Your objective
Below are some records; copy each line in them that contains "nickname".

■ ■ ■

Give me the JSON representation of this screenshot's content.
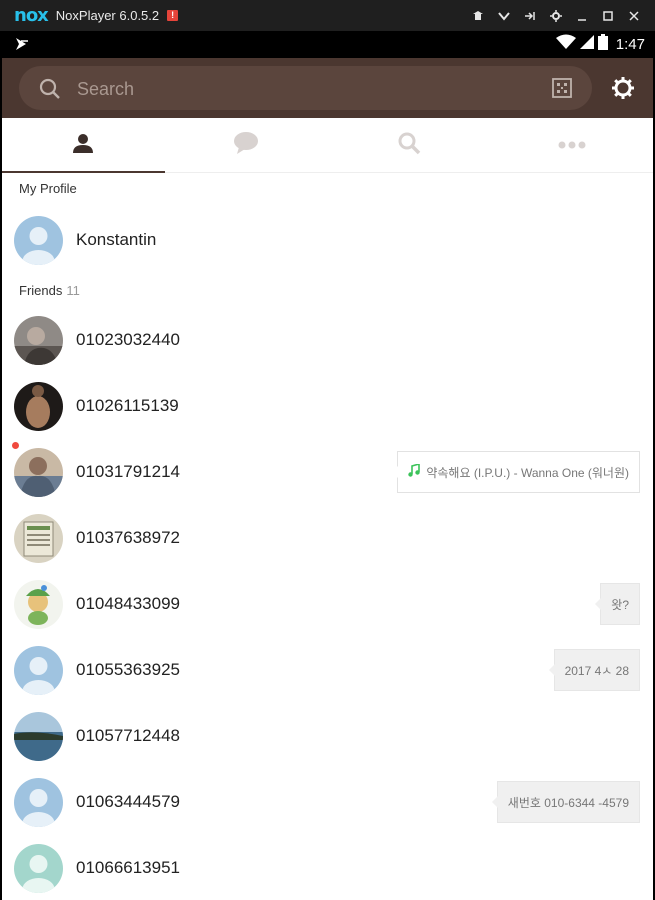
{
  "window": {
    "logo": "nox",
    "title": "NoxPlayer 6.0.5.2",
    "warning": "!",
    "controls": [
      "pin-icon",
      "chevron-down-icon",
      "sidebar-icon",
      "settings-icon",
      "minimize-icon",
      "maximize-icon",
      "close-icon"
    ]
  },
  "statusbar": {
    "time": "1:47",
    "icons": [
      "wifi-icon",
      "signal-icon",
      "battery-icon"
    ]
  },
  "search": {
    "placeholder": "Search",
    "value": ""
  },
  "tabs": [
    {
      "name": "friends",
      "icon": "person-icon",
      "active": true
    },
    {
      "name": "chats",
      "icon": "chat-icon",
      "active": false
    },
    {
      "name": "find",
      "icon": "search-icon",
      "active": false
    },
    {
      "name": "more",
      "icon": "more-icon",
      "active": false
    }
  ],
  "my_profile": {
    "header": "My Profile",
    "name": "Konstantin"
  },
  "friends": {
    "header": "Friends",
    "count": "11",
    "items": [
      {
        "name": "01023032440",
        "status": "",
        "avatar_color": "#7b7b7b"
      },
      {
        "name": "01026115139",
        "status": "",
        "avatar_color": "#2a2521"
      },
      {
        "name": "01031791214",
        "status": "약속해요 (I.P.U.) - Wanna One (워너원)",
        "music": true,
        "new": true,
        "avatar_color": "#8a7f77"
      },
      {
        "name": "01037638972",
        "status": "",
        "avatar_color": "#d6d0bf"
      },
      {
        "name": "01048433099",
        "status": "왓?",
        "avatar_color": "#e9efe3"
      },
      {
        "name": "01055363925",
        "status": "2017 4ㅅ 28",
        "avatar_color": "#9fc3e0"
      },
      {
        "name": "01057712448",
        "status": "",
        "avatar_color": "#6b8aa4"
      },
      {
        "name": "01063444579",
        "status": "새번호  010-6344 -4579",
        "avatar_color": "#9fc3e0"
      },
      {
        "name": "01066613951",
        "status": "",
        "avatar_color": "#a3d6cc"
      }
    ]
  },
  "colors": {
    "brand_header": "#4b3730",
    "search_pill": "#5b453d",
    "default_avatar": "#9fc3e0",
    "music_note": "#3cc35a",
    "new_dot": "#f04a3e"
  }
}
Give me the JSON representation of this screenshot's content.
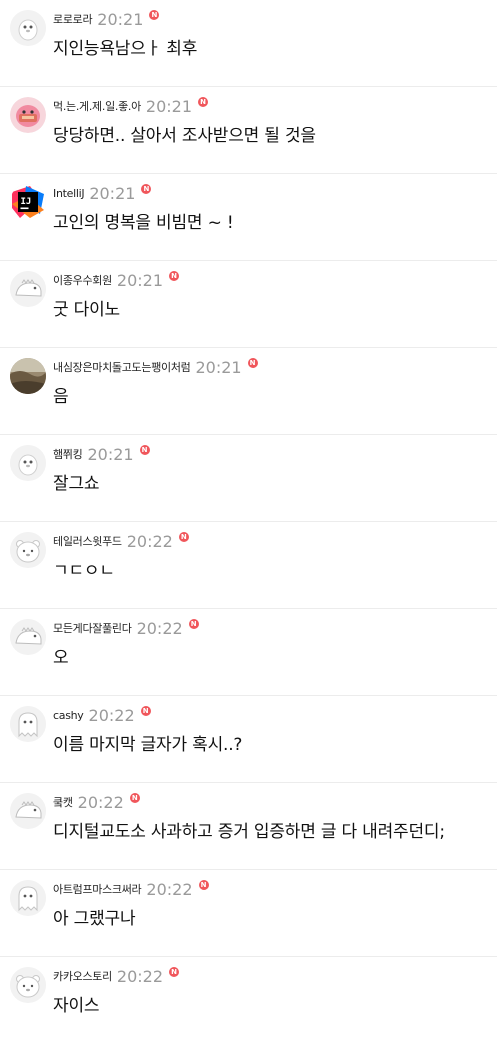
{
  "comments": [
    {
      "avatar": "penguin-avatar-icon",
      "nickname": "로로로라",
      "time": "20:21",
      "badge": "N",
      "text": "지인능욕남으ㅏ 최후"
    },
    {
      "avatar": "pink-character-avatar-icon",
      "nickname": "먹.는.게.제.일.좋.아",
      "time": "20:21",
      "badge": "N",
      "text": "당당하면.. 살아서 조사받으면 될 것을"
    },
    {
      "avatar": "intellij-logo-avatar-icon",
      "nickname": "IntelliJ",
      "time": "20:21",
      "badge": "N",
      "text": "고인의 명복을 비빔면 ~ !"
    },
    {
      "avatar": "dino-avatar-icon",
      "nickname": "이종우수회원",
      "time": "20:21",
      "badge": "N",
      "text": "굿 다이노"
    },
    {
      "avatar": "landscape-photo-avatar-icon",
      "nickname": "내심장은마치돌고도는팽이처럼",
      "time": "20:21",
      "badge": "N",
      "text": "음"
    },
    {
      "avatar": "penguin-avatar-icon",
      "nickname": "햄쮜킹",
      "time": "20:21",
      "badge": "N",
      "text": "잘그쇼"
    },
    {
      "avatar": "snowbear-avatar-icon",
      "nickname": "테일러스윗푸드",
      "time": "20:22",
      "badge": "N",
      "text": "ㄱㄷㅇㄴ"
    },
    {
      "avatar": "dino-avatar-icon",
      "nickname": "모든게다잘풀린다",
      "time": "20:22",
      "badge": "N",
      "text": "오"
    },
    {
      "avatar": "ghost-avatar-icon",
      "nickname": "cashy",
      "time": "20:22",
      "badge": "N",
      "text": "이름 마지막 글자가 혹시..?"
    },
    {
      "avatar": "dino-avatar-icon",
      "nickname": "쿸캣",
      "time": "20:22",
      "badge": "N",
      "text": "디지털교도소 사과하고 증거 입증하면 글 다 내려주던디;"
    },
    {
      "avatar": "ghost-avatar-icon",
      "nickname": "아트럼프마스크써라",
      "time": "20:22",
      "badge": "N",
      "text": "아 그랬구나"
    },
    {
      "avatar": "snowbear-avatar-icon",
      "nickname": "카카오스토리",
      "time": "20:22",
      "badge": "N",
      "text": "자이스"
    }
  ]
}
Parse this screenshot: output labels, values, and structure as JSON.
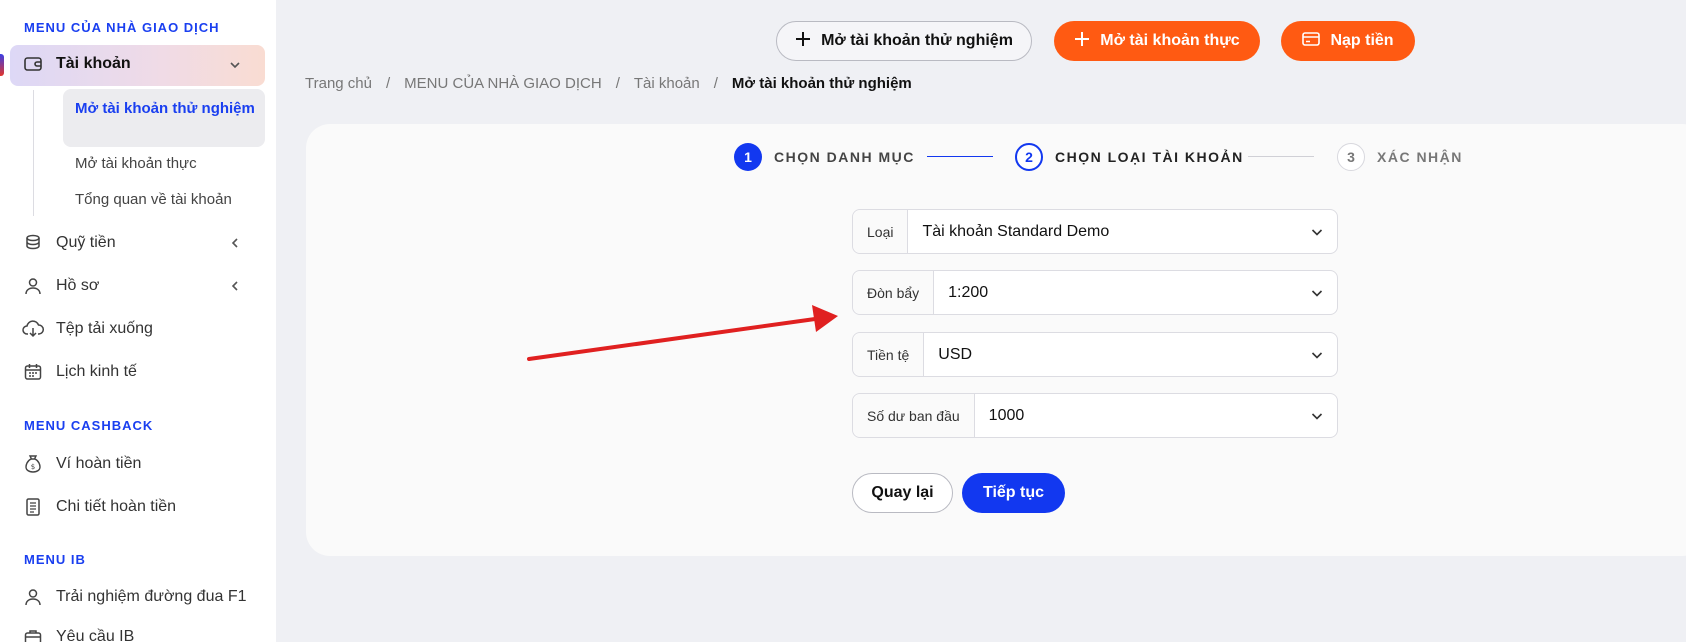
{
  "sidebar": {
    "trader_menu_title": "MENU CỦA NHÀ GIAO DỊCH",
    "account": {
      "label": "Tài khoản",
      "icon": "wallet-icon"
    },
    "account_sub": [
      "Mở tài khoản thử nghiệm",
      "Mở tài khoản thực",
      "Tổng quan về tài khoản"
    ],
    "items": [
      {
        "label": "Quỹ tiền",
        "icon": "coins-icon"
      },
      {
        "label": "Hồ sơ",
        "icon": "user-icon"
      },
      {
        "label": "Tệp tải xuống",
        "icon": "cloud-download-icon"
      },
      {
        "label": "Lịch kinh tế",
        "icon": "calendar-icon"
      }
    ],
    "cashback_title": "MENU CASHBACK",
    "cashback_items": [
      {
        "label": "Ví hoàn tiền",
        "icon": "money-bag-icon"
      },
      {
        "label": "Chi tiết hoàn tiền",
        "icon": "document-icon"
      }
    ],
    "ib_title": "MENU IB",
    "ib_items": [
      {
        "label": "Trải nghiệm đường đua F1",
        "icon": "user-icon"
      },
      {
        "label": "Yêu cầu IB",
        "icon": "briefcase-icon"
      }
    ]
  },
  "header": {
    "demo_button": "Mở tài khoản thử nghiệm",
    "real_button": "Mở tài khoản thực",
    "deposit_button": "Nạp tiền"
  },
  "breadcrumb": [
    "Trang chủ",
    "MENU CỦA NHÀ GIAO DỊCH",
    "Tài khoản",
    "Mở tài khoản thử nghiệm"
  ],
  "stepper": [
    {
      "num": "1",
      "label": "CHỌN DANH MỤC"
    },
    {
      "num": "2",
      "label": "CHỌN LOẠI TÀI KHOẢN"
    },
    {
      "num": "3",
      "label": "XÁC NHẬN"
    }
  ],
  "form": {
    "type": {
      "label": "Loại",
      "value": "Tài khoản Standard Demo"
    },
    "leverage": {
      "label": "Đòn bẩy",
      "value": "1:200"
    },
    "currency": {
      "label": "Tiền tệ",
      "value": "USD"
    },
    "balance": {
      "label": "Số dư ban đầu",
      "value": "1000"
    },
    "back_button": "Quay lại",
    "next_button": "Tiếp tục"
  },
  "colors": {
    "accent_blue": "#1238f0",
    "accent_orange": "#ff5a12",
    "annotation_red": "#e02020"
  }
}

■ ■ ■

Answer to this problem
      "nickname": "로로로라",
      "nickname": "먹.는.게.제.일.좋.아",
      "nickname": "IntelliJ",
      "nickname": "이종우수회원",
      "nickname": "내심장은마치돌고도는팽이처럼",
      "nickname": "햄쮜킹",
      "nickname": "테일러스윗푸드",
      "nickname": "모든게다잘풀린다",
      "nickname": "cashy",
      "nickname": "쿸캣",
      "nickname": "아트럼프마스크써라",
      "nickname": "카카오스토리",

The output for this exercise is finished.